Asian markets mostly rose Tuesday following a record-breaking lead from Wall Street as investors cheered the passage of a huge US stimulus bill which has helped temper fears about surging coronavirus infections.
With President Donald Trump finally signing off on the $900 billion rescue package and a post-Brexit trade deal now agreed, the mood on trading floors was a little lighter heading into the new year.
News that more vaccines could be rolled out soon also provided a lift, even as governments around the world were forced to impose lockdowns and other strict, economically painful measures to contain surging Covid-19 cases.
"Where we are right now in the equity market is somewhat of a sweet spot," Michael Cuggino, at Permanent Portfolio Family of Funds, told Bloomberg TV. "We've got stimulus, likely more on the way.
"You've got great comps on earnings going into next year with respect to equities, and you have a pent-up demand situation as the economy both in the US and globally comes out of Covid."
Trump had held off signing the stimulus package for almost a week saying it did not provide enough cash to Americans, calling for handouts to be jacked up to $2,000 from the $600 offered in the initial bill.
Democrats agreed more was needed and on Monday the House of Representatives approved a motion to increase the payments, though it will likely meet resistance from Republicans in the Senate.
President-elect Joe Biden, asked by a reporter Monday if he favoured raising the payouts to $2,000, replied: "Yes."
All three main indexes on Wall Street ended at record highs, as did Germany's DAX, and most of Asia followed suit.
Tokyo led the way, soaring 2.7 percent to end at a 30-year high, while Wellington was up more than one percent. There were also healthy gains in Hong Kong, Sydney, Seoul, Mumbai and Singapore. However, Shanghai, Taipei, Jakarta and Bangkok all fell.
US futures were also in positive territory.
The cash handouts will "provide that immediate key consumption bridge through the first quarter until the vaccines become more widely distributed", said Axi strategist Stephen Innes.

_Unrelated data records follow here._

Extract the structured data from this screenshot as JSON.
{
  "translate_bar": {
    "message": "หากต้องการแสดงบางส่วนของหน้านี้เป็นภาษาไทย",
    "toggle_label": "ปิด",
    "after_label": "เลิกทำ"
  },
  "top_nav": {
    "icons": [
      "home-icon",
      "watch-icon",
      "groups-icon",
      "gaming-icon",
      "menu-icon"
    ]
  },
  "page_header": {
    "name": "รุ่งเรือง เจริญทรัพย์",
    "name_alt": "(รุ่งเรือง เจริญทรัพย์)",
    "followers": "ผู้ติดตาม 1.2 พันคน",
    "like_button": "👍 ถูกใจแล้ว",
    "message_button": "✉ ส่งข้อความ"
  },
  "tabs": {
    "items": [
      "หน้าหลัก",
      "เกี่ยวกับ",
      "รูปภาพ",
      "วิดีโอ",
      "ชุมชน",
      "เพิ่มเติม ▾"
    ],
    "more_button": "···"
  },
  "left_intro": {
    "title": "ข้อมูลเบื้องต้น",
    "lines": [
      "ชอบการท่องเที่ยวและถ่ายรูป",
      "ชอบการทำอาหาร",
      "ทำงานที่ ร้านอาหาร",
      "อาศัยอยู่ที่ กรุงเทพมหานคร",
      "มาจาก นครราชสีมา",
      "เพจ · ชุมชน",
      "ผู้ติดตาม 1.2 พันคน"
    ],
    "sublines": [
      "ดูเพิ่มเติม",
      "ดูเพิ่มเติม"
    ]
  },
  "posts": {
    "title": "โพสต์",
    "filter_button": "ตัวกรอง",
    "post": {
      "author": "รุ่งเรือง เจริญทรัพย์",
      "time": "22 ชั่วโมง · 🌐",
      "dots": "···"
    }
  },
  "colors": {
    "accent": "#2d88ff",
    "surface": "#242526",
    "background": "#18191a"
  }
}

"The stipends will arrive quickly and are spent rapidly, providing the US economy with immediate retail sales spending bonanza boost. This splurge could be multiplied by three if the Senate agrees to rubber-stamp support for increased Covid cheques."